Pagoda No 3

Pagoda 3
The recent Puzzle paradise auction (March) had many beautiful and interesting puzzles, many of which were completely out of my league in terms of cost (one went for in excess of $2000!) and I really do not like auctions because I either rapidly get into territory which makes me financially uncomfortable or just lose at the last moment.

I have been trying to get a puzzle box by Mr Makishi for some time and have been stymied by his refusal to open a PayPal account to allow safe payment across continents. So I was delighted to see that he has collaborated with Matthew Dawson to make a number of Pagoda puzzles. Number 1 and a tougher number 3 were available in the recent auction (in fact some are still up for sale). These are a limited run of 40 puzzles and were available on a "Buy now" basis which meant I stood a reasonable chance of getting what I was after without any nasty surprises. Within a day or so of the auction starting, I had obtained a price which included the PayPal fees and post to the UK. It was a little eye-watering but still manageable (I haven't dared tell the present Mrs yet!!)

After 7 days it arrived very nicely packaged. The box contained the Pagoda itself and a small sealed envelope with the solution inside. The puzzle is constructed from maple, oak and walnut and looks stunningly well constructed. It has the Makishi signature on the back. It is 5.75" tall, 3" wide and 3" deep.

Pagoda 3 solved
It is quite clear that the door at the front is to open (it turns out that this is a drawer). Initially I had absolutely no idea what was required. The lower 2 roof pieces can turn in any direction, the second one is fixed and the top one initially was stuck but seemed slightly loose.

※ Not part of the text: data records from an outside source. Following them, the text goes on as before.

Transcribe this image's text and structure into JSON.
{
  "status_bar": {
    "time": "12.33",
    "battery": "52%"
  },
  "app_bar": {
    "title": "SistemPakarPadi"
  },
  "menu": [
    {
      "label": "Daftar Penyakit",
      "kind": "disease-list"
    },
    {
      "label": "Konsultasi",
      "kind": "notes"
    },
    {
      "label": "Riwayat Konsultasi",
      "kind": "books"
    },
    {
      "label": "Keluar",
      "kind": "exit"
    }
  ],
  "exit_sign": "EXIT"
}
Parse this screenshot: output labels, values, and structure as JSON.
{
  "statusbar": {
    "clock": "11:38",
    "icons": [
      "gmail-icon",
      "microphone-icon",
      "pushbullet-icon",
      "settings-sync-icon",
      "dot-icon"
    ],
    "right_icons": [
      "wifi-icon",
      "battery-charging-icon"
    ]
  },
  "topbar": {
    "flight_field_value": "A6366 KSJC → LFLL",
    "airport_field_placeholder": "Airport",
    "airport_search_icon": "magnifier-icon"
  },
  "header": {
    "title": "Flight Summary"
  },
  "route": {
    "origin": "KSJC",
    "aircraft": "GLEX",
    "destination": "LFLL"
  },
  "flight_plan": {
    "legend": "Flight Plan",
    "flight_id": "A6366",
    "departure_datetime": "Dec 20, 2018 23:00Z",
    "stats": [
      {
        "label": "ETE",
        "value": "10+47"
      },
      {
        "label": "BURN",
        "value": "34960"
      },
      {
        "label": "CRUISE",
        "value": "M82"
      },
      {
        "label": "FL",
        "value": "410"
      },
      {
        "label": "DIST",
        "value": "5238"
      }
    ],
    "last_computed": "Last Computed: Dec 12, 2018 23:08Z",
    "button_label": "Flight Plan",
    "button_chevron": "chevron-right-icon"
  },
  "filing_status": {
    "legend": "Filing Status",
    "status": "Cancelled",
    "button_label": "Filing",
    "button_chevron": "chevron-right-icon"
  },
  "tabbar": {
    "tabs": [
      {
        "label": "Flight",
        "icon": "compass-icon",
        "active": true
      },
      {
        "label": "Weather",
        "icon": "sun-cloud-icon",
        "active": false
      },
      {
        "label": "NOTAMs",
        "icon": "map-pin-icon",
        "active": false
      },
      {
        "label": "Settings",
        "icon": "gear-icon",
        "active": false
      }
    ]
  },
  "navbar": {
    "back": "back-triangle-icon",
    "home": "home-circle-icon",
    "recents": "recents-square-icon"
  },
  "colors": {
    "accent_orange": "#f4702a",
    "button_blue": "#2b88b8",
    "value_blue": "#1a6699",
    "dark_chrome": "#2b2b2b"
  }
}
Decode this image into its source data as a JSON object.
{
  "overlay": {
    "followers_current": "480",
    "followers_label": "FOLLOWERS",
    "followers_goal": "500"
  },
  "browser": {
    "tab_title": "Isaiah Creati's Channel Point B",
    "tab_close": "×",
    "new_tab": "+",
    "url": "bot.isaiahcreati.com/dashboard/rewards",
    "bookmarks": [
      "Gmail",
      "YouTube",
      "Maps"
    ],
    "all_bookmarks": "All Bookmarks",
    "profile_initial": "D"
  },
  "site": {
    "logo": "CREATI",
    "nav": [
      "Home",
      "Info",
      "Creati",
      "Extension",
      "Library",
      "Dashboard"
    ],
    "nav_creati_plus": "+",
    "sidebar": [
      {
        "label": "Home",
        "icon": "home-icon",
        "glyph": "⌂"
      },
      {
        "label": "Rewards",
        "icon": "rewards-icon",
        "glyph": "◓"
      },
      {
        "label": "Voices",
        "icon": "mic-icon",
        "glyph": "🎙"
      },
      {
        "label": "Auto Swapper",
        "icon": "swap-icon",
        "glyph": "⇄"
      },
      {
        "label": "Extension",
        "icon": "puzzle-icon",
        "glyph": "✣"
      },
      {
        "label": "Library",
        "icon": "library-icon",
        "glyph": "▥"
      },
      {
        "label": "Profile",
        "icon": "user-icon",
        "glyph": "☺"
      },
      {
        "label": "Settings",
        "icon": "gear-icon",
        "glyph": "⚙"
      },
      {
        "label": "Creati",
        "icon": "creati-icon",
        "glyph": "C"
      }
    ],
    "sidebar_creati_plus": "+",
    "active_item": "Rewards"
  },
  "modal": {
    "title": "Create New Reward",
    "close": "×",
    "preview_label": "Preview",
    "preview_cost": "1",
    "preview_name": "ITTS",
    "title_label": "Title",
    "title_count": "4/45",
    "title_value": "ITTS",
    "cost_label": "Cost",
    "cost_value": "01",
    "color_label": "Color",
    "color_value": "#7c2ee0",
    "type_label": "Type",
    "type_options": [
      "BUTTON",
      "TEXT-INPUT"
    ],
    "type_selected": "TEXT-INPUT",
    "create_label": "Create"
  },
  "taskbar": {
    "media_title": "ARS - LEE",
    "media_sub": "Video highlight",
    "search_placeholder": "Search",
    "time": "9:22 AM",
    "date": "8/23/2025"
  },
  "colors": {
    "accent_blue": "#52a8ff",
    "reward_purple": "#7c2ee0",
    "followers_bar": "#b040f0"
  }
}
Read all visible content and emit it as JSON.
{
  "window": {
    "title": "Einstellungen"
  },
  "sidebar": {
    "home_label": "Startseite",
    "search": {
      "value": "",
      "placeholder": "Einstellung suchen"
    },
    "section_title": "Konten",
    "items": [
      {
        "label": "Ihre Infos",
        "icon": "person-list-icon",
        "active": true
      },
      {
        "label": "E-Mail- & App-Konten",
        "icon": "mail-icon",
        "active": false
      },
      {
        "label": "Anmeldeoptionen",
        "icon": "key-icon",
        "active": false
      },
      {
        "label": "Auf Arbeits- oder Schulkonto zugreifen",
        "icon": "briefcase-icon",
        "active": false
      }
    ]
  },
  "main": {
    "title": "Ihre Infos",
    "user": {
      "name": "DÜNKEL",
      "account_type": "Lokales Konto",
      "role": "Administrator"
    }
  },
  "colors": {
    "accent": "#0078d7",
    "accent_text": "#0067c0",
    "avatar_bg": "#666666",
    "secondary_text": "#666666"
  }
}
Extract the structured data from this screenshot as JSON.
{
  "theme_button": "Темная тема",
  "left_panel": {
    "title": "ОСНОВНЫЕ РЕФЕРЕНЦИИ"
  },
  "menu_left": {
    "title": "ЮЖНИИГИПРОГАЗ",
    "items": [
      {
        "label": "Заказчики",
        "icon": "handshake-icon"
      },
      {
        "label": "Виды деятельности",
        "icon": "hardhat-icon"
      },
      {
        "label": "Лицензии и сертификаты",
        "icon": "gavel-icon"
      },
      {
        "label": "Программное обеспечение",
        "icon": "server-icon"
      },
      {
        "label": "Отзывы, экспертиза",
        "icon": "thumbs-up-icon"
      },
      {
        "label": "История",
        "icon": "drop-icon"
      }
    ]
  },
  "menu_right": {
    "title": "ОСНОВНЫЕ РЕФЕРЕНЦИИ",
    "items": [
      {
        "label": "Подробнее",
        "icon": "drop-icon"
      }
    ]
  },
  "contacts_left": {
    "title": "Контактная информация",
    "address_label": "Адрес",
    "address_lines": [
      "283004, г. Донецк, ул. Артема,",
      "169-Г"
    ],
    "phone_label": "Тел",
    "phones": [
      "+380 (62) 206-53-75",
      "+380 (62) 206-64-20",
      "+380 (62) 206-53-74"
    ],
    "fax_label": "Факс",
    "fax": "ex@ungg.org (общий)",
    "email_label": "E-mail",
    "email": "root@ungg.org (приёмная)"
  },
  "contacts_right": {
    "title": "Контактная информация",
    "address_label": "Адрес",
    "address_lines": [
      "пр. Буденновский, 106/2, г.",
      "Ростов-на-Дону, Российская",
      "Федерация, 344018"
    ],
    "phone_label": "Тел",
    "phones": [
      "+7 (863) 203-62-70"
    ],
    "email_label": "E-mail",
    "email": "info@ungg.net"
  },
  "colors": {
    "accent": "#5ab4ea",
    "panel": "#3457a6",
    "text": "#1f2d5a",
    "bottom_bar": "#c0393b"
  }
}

After a little fiddling I discovered that when the lower pieces were in the correct position then the top piece could lift up or move down and in certain positions the top could rotate. From this I deduced that the aim was to move the top piece through a hidden internal maze until it was all the way up and thus release the drawer.

Having now done 4 revomazes I did not find the maze hugely difficult but it was very enjoyable and really cleverly instituted and after about 30 minutes I had managed to open the puzzle. I was not particularly systematic in my navigation of the maze and did not plot a map or take notes which meant that after opening the puzzle and admiring the perfect construction, I was completely unable to lock it again. In fact several times I managed to part lock it but not get any further forwards or back. I have been stuck at this point for some time!!! I have even opened the instruction envelope and looked at that but unfortunately it does not seem helpful in closing the Pagoda. So at present I am stuck picking it up and playing without success. This is frustrating but is the sign of a good puzzle!

After 2 months of playing with this thing, I emailed Matt to see whether he had any closing instructions for it and literally immediately after hitting the send button on the email, I finally managed to get enough of an understanding of it to get it closed!! It is a pretty awesome design to have kept me stymied for so long! In fact I am not 100% sure that I will be able to repeat it! I will give it a go when I have the courage.

This kept me going for quite some time, my only regret about this particular puzzle is that there is no way to see the obviously extremely ingenious mechanism inside after opening it.

Matthew Dawson, the puzzle designer is to be highly commended for such a clever mechanism made in wood. I really look forward to any new puzzles by him (he has stated that his next designs will not be Pagodas this time). It was not particularly cheap but as a limited edition of 40, I think was a really good buy.

1 comment:

  1. Great Blog!!
    There are still some available here: ;)